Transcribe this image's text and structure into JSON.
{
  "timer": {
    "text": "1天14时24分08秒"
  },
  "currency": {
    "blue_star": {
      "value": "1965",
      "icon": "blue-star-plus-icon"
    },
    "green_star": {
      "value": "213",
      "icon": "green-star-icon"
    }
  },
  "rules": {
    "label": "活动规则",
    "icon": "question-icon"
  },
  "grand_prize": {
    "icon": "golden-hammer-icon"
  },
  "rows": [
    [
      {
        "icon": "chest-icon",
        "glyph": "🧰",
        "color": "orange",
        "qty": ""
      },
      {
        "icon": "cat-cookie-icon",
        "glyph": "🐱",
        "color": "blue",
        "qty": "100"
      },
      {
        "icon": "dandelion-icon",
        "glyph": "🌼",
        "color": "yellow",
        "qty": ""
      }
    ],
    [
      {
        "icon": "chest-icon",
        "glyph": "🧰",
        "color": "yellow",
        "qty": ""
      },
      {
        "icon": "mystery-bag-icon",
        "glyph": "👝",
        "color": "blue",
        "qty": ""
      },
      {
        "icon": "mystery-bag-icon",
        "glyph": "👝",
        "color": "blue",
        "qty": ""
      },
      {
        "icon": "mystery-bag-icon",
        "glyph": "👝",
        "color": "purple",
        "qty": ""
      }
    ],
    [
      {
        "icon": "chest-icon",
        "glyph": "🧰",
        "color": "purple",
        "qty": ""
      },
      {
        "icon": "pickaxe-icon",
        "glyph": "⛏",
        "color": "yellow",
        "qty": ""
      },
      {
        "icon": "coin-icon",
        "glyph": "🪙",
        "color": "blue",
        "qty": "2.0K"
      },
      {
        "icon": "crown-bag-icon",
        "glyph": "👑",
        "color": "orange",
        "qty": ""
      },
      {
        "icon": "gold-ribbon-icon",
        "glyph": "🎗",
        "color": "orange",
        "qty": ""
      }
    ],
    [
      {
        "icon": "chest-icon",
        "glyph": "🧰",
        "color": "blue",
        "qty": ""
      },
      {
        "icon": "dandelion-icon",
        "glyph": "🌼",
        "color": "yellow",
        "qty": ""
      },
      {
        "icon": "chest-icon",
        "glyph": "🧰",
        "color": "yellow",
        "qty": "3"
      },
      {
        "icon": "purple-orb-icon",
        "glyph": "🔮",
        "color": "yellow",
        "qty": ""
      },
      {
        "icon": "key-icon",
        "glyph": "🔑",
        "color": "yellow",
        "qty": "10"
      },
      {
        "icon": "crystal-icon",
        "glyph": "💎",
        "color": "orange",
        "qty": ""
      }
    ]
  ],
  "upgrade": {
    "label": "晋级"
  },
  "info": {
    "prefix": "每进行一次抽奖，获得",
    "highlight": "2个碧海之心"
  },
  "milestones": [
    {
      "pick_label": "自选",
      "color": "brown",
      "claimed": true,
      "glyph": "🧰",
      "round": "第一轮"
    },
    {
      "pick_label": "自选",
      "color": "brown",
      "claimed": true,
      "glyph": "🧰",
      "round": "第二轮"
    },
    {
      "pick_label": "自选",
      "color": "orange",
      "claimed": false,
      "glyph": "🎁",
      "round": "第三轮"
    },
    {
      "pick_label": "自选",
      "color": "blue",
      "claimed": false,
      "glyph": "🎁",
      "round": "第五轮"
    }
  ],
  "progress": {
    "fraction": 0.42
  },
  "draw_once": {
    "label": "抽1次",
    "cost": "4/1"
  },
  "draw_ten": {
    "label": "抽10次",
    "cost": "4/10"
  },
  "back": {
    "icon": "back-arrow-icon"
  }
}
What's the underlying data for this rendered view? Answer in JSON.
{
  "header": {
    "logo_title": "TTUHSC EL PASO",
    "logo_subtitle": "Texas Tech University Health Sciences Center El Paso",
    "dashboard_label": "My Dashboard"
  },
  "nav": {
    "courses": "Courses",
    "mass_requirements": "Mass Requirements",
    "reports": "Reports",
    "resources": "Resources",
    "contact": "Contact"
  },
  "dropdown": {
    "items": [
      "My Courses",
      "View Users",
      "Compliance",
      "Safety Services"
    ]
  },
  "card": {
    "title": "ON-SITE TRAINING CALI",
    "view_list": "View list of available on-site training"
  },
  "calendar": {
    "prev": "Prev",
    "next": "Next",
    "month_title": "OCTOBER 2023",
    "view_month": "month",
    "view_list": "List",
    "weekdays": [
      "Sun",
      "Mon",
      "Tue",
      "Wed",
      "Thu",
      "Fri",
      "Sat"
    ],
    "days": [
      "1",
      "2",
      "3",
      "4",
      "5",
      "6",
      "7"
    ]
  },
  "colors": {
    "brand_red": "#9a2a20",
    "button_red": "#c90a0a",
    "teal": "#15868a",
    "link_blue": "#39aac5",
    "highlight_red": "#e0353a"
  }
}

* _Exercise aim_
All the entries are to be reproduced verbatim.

* _Output_
Transcribe this image's text and structure into JSON.
{
  "timer": {
    "text": "1天14时24分08秒"
  },
  "currency": {
    "blue_star": {
      "value": "1965",
      "icon": "blue-star-plus-icon"
    },
    "green_star": {
      "value": "213",
      "icon": "green-star-icon"
    }
  },
  "rules": {
    "label": "活动规则",
    "icon": "question-icon"
  },
  "grand_prize": {
    "icon": "golden-hammer-icon"
  },
  "rows": [
    [
      {
        "icon": "chest-icon",
        "glyph": "🧰",
        "color": "orange",
        "qty": ""
      },
      {
        "icon": "cat-cookie-icon",
        "glyph": "🐱",
        "color": "blue",
        "qty": "100"
      },
      {
        "icon": "dandelion-icon",
        "glyph": "🌼",
        "color": "yellow",
        "qty": ""
      }
    ],
    [
      {
        "icon": "chest-icon",
        "glyph": "🧰",
        "color": "yellow",
        "qty": ""
      },
      {
        "icon": "mystery-bag-icon",
        "glyph": "👝",
        "color": "blue",
        "qty": ""
      },
      {
        "icon": "mystery-bag-icon",
        "glyph": "👝",
        "color": "blue",
        "qty": ""
      },
      {
        "icon": "mystery-bag-icon",
        "glyph": "👝",
        "color": "purple",
        "qty": ""
      }
    ],
    [
      {
        "icon": "chest-icon",
        "glyph": "🧰",
        "color": "purple",
        "qty": ""
      },
      {
        "icon": "pickaxe-icon",
        "glyph": "⛏",
        "color": "yellow",
        "qty": ""
      },
      {
        "icon": "coin-icon",
        "glyph": "🪙",
        "color": "blue",
        "qty": "2.0K"
      },
      {
        "icon": "crown-bag-icon",
        "glyph": "👑",
        "color": "orange",
        "qty": ""
      },
      {
        "icon": "gold-ribbon-icon",
        "glyph": "🎗",
        "color": "orange",
        "qty": ""
      }
    ],
    [
      {
        "icon": "chest-icon",
        "glyph": "🧰",
        "color": "blue",
        "qty": ""
      },
      {
        "icon": "dandelion-icon",
        "glyph": "🌼",
        "color": "yellow",
        "qty": ""
      },
      {
        "icon": "chest-icon",
        "glyph": "🧰",
        "color": "yellow",
        "qty": "3"
      },
      {
        "icon": "purple-orb-icon",
        "glyph": "🔮",
        "color": "yellow",
        "qty": ""
      },
      {
        "icon": "key-icon",
        "glyph": "🔑",
        "color": "yellow",
        "qty": "10"
      },
      {
        "icon": "crystal-icon",
        "glyph": "💎",
        "color": "orange",
        "qty": ""
      }
    ]
  ],
  "upgrade": {
    "label": "晋级"
  },
  "info": {
    "prefix": "每进行一次抽奖，获得",
    "highlight": "2个碧海之心"
  },
  "milestones": [
    {
      "pick_label": "自选",
      "color": "brown",
      "claimed": true,
      "glyph": "🧰",
      "round": "第一轮"
    },
    {
      "pick_label": "自选",
      "color": "brown",
      "claimed": true,
      "glyph": "🧰",
      "round": "第二轮"
    },
    {
      "pick_label": "自选",
      "color": "orange",
      "claimed": false,
      "glyph": "🎁",
      "round": "第三轮"
    },
    {
      "pick_label": "自选",
      "color": "blue",
      "claimed": false,
      "glyph": "🎁",
      "round": "第五轮"
    }
  ],
  "progress": {
    "fraction": 0.42
  },
  "draw_once": {
    "label": "抽1次",
    "cost": "4/1"
  },
  "draw_ten": {
    "label": "抽10次",
    "cost": "4/10"
  },
  "back": {
    "icon": "back-arrow-icon"
  }
}
What's the underlying data for this rendered view? Answer in JSON.
{
  "header": {
    "logo_title": "TTUHSC EL PASO",
    "logo_subtitle": "Texas Tech University Health Sciences Center El Paso",
    "dashboard_label": "My Dashboard"
  },
  "nav": {
    "courses": "Courses",
    "mass_requirements": "Mass Requirements",
    "reports": "Reports",
    "resources": "Resources",
    "contact": "Contact"
  },
  "dropdown": {
    "items": [
      "My Courses",
      "View Users",
      "Compliance",
      "Safety Services"
    ]
  },
  "card": {
    "title": "ON-SITE TRAINING CALI",
    "view_list": "View list of available on-site training"
  },
  "calendar": {
    "prev": "Prev",
    "next": "Next",
    "month_title": "OCTOBER 2023",
    "view_month": "month",
    "view_list": "List",
    "weekdays": [
      "Sun",
      "Mon",
      "Tue",
      "Wed",
      "Thu",
      "Fri",
      "Sat"
    ],
    "days": [
      "1",
      "2",
      "3",
      "4",
      "5",
      "6",
      "7"
    ]
  },
  "colors": {
    "brand_red": "#9a2a20",
    "button_red": "#c90a0a",
    "teal": "#15868a",
    "link_blue": "#39aac5",
    "highlight_red": "#e0353a"
  }
}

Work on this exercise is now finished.